Legislation Assembly Democrats Cleopatra Tucker, Pamela Lampitt and Joseph Danielsen sponsored to push Washington to combat sexual assault in the military was advanced Thursday by an Assembly committee.
The legislation (ACR-13) would urge Congress to enact reforms addressing sexual harassment and assault in the United States Armed Forces.
“In addition to causing continued trauma for sexual assault survivors in the armed forces, having anything less than an aggressive, zero tolerance stance on sexual assault in the military erodes trust and deters people from enlisting, which is a national security concern,” said Tucker (D-Essex). “A culture of sexual harassment and assault in the military threatens to deteriorate the sense of cohesion and respect that service members rely on in the performance of their duties. Congress must take action to eradicate this culture.”
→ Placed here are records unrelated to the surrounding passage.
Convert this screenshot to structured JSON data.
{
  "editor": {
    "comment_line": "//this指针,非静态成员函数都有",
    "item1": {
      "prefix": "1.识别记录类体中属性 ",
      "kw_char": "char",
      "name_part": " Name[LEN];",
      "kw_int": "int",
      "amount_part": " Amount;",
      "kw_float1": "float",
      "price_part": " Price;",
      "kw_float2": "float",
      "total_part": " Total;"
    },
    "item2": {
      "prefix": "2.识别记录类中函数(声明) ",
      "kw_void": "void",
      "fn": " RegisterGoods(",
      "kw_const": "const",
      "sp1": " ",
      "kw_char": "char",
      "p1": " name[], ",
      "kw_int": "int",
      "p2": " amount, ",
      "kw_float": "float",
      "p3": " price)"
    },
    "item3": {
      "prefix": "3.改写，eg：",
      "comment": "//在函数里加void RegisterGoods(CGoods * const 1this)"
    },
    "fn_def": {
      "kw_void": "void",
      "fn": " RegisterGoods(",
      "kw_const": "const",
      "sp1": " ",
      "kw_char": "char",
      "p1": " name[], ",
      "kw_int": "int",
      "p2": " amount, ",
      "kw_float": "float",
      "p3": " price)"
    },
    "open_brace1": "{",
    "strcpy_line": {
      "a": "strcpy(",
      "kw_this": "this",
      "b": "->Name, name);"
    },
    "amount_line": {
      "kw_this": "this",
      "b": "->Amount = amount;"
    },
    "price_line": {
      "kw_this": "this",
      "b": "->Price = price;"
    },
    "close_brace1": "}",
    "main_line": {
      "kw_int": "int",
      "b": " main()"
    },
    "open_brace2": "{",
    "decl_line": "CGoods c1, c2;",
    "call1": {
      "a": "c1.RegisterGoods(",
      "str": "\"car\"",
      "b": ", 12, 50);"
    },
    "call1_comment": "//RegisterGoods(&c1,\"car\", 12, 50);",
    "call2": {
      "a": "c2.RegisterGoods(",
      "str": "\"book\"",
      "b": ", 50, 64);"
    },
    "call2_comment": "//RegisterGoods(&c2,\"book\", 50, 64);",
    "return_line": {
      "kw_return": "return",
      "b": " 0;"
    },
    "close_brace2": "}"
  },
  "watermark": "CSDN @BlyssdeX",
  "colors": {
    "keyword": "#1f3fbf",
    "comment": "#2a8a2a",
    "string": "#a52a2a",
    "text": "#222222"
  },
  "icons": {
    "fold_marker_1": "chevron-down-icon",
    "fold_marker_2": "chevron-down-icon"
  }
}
“Several members of Congress have spoken out against the epidemic of sexual harassment and assault in the military and introduced bills to combat this scourge, but if the legislation isn’t enacted, the toxic culture that fostered the rise in military sexual assault will not change,” said Lampitt (D-Camden/Burlington), chair of the Assembly Women and Children Committee. “Whether it happens in the civilian world or in the military, sexual assault is a serious crime, and it always ought to be regarded as such.”
“The fact that Americans who volunteered to serve in the greatest military in the world have been sexually assaulted by their fellow men and women in uniform, who then face no consequence, is an utter disgrace,” said Danielsen (D-Middlesex/Somerset), who served as a reservist in the U.S. Army. “Our nation can – and must – do better in preventing and responding to sexual assault in the military.”
Several bills have been introduced in Congress to address the epidemic of sexual harassment and assault in the military and to reform the broken system of military justice, which fails to handle cases equitably and fairly. For example, various bills seek to improve victims’ services, extend victims’ rights, modify the authority of commanders with respect to case prosecutions and convictions, professionalize the military justice system, mandate certain punishments for those convicted of specific sex crimes and require the retention of sexual assault reports and better data collection.
In fiscal year 2012, an estimated 26,000 service members experienced rape or unwanted sexual contact compared to 19,000 in 2010, according to the FY 2012 Department of Defense Annual Report on Sexual Assault in the Military.
The measure was advanced by the Assembly Military and Veterans’ Affairs Committee, of which Tucker is chair.